* If you're in the mood to play a little, try this, instead of simply "rise", note as many sensations as you can on the inbreath (you might note "nose", "sinus" "throat", "chest" "lungs" "stomach"), you might also note the little pauses as your breath changes over from inhale to exhale, and exhale. (The last one happens to be something I've been doing lately, I note "resting" in those pauses.)

* At some point your ability to be aware of the number of distinct sensations associated with the breath will far outstrip your ability to note them with words (which is basically the positive spin on "noting is slowing me down") You'll stop noting, and start a very focused awareness. like which nostril are you actually feeling the breath in at a given instant, or whether you are really feeling the breath swirling in your lungs, or is it just a mental construction laid over the sensation of breathing.

* Personally, I save my noting for 2 things (the rests between breaths being one) and the "interruptions" to my awareness of the breath. I started noting the rests between breaths primarily because I noticed that my lapse in attention at those points was where most of the interruptions and distractions snuck in..

All that said.  much respect for taking on the work, and spending the time. well done.

RE: Speed slowing down whilst noting
6/29/15 5:29 PM as a reply to Scott Kinney.
Thanks for that Scott.

I've just coming to the end of Part 1 of Daniel's book so apologies if this is covered later on but another question if I may?

Is not noting as per MCTB a personal preference in you case or is this what one does as you get further into Insight practice outlined in the book.

I've been meditating for 20 mins. per day since March and I've reached Access Concentration (and possibly further if the rather strange mood I felt whilst mediating in the Doctor's waiting room the other week is anything to do with meditating. Although it might just be me being tired having to get up early to make the appointment!) I've only been trying Daniel's noting method for about a week and prior to that I was simply following the breath, not actual Insight meditation. At first, similar to you, I didn't note the breath and whenever I noticed a sensation I noted it twice, eg. 'aching, aching' if my back was playing up. I then put all of attention there until it wasn't the centre of my attention then went back to the breath. 

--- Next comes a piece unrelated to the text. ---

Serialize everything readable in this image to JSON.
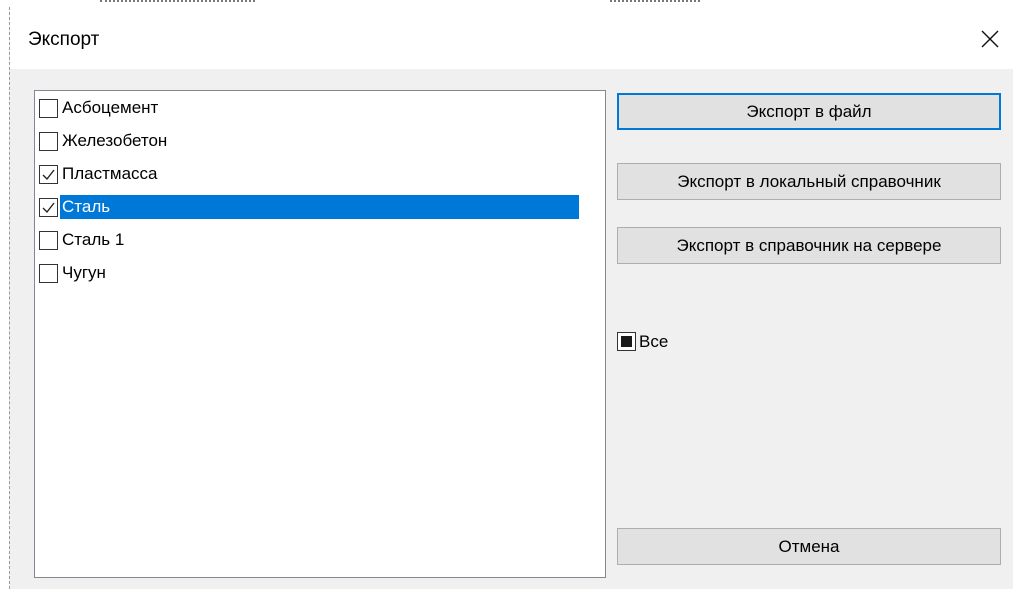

RE: Speed slowing down whilst noting
6/30/15 6:22 AM as a reply to Lee.
I'm really just implementing the suggestions from Daniel's book and those of "Practical Insight Meditation".  I also implement a number of concepts from other training; on the theme we're talking about now, is the priniciple of stepping down in technique if things aren't going exactly right. What that means is that if in a particular session, the focus on sensations is fragmented or I'm more easily distracted, I could easily step down to "rising/pausing/falling" or "which nostril am i feeling right this second" and work at that level. (that may not be the clearest thing I've ever written, feel free to ignore it if it's confusing).

Just Daniel's suggestion "How many sensations associated with the breath can you be aware of?" winds up being kind of deep and challenging. Certainly there's the movement of air in the nose, throat, and lungs (and there's a lot of detail there), there's also movements of your rib cage, the pressure that diaphragm movements make on your abdomen and other smaller movements. Then you get into whether what you're aware of is an actual sensation or just the mental construct, or an echo.

Every so often, re-read that section of MCTB, as you gain experience, you'll pick up more out of it.